[Opening Data under study section]

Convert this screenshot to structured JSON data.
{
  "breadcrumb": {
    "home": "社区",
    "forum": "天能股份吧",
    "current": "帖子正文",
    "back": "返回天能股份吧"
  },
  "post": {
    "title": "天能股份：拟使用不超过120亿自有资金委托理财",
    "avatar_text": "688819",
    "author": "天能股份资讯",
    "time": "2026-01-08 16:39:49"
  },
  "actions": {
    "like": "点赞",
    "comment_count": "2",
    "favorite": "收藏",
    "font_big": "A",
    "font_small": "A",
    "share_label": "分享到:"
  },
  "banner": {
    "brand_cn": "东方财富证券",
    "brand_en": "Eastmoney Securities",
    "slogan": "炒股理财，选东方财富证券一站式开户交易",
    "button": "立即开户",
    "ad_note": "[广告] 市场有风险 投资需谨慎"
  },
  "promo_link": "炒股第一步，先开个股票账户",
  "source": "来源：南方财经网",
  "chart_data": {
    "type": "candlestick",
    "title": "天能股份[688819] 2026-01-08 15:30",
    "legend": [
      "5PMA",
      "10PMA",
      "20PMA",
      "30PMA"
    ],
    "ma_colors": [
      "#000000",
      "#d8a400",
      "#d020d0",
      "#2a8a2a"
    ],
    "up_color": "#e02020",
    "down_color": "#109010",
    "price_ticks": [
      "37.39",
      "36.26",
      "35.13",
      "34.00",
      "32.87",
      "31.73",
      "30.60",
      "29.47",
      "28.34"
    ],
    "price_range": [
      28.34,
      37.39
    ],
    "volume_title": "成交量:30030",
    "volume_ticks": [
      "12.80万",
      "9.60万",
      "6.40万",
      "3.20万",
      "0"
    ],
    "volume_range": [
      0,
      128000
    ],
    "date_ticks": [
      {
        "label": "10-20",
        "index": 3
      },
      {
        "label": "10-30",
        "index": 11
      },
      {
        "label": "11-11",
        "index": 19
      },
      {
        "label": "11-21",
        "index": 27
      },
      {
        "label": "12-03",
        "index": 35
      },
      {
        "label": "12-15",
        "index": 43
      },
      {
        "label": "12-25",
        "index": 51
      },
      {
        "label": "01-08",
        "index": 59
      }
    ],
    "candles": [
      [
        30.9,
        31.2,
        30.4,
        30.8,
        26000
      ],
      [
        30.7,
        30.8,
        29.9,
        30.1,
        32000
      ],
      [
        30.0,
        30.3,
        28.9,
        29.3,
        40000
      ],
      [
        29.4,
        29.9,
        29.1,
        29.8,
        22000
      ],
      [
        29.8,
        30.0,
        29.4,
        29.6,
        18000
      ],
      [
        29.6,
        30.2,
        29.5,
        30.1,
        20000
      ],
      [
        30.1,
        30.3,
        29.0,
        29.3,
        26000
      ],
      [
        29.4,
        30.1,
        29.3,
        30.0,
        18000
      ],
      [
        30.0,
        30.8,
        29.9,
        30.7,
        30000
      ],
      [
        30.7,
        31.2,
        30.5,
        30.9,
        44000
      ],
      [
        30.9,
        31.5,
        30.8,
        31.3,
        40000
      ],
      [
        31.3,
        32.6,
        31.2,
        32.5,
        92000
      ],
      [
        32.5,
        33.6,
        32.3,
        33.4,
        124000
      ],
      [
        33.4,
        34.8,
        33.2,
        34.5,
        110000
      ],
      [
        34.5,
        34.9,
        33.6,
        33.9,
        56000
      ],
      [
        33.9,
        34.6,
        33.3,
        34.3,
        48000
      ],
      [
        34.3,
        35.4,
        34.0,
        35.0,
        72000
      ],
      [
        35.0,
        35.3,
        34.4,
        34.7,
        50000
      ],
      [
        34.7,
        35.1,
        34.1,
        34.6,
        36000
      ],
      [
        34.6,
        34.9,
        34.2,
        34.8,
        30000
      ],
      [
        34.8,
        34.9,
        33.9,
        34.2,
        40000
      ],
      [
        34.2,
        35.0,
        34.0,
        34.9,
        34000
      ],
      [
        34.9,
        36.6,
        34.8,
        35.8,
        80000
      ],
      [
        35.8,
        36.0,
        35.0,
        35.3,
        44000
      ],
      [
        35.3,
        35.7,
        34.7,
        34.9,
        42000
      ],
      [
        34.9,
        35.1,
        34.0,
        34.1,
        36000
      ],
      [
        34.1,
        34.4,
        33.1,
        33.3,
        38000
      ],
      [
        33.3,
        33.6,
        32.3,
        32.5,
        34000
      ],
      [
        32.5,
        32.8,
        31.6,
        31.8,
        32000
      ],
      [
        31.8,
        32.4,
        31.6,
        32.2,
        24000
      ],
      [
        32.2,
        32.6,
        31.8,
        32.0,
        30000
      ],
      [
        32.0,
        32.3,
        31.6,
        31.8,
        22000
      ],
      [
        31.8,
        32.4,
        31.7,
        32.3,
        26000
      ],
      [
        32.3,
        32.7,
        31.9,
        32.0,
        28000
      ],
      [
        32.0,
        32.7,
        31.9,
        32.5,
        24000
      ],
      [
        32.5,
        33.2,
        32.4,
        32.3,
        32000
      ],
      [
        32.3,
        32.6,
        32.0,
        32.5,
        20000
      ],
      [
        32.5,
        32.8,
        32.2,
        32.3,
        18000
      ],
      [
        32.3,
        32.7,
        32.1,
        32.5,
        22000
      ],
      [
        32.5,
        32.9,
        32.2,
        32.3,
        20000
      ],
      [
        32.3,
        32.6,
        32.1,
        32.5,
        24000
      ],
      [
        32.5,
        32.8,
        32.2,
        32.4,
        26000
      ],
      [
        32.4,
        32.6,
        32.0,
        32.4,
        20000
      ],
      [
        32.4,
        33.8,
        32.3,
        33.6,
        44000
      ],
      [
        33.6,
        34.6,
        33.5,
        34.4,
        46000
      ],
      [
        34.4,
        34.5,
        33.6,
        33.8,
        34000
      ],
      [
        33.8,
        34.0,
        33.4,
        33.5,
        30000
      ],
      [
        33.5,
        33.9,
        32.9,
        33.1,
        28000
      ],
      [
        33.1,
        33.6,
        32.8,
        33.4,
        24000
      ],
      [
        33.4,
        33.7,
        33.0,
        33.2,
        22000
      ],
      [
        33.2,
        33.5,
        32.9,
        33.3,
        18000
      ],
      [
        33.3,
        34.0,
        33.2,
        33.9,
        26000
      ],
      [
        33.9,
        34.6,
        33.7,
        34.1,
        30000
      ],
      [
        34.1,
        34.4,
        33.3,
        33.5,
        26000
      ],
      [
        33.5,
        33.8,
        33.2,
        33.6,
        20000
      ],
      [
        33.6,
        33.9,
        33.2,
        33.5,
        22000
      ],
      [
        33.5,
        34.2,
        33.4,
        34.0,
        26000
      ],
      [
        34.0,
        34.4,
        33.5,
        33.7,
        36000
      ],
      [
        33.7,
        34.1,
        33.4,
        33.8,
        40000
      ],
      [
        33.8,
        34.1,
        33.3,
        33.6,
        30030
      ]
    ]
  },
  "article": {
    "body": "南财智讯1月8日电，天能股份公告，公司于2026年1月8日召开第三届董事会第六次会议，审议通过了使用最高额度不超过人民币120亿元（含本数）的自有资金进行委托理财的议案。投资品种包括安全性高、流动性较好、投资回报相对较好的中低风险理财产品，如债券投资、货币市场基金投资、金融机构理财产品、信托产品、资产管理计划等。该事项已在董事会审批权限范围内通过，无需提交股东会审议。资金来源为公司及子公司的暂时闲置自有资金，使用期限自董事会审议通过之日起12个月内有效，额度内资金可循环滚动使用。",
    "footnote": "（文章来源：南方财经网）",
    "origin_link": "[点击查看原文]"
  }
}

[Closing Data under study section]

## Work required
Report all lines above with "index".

## Response area
        "index": 3
        "index": 11
        "index": 19
        "index": 27
        "index": 35
        "index": 43
        "index": 51
        "index": 59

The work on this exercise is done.